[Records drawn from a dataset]

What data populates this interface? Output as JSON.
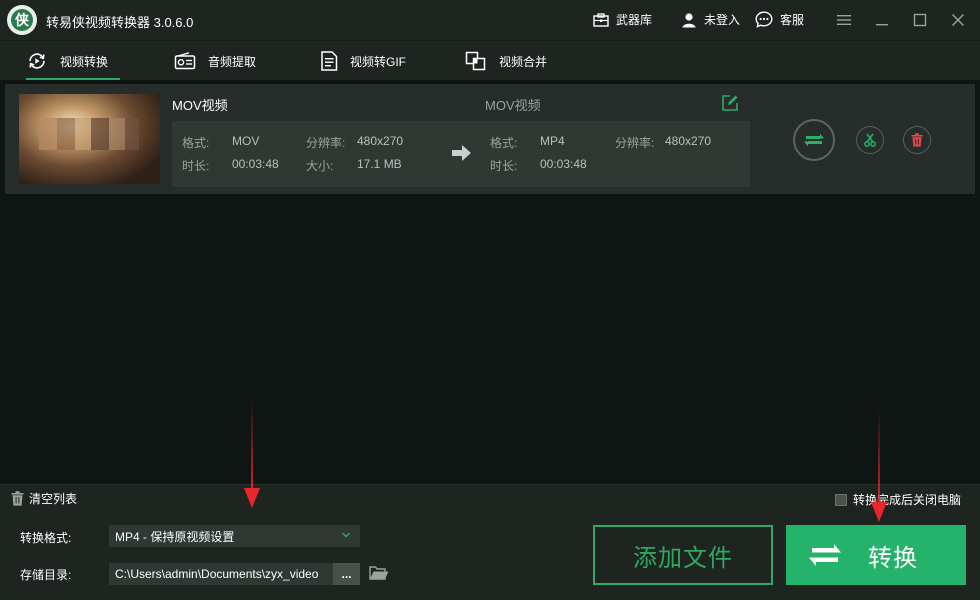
{
  "app": {
    "title": "转易侠视频转换器 3.0.6.0",
    "logo_glyph": "侠"
  },
  "titlebar": {
    "arsenal_label": "武器库",
    "login_label": "未登入",
    "service_label": "客服",
    "menu_icon": "hamburger-icon",
    "minimize_icon": "minimize-icon",
    "maximize_icon": "maximize-icon",
    "close_icon": "close-icon"
  },
  "tabs": [
    {
      "label": "视频转换",
      "icon": "video-convert-icon",
      "active": true
    },
    {
      "label": "音频提取",
      "icon": "radio-icon",
      "active": false
    },
    {
      "label": "视频转GIF",
      "icon": "document-gif-icon",
      "active": false
    },
    {
      "label": "视频合并",
      "icon": "merge-icon",
      "active": false
    }
  ],
  "file": {
    "source_name": "MOV视频",
    "target_name": "MOV视频",
    "source": {
      "format_label": "格式:",
      "format": "MOV",
      "resolution_label": "分辨率:",
      "resolution": "480x270",
      "duration_label": "时长:",
      "duration": "00:03:48",
      "size_label": "大小:",
      "size": "17.1 MB"
    },
    "target": {
      "format_label": "格式:",
      "format": "MP4",
      "resolution_label": "分辨率:",
      "resolution": "480x270",
      "duration_label": "时长:",
      "duration": "00:03:48"
    }
  },
  "strip": {
    "clear_label": "清空列表",
    "shutdown_label": "转换完成后关闭电脑",
    "shutdown_checked": false
  },
  "bottom": {
    "format_label": "转换格式:",
    "format_value": "MP4 - 保持原视频设置",
    "dir_label": "存储目录:",
    "dir_value": "C:\\Users\\admin\\Documents\\zyx_video",
    "browse_label": "...",
    "add_button": "添加文件",
    "convert_button": "转换"
  },
  "colors": {
    "accent": "#25b26a",
    "background": "#0e1512",
    "panel": "#1e2420",
    "annotation": "#e8262b"
  }
}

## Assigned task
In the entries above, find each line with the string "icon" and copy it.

## Answer to this exercise
    "menu_icon": "hamburger-icon",
    "minimize_icon": "minimize-icon",
    "maximize_icon": "maximize-icon",
    "close_icon": "close-icon"
      "icon": "video-convert-icon",
      "icon": "radio-icon",
      "icon": "document-gif-icon",
      "icon": "merge-icon",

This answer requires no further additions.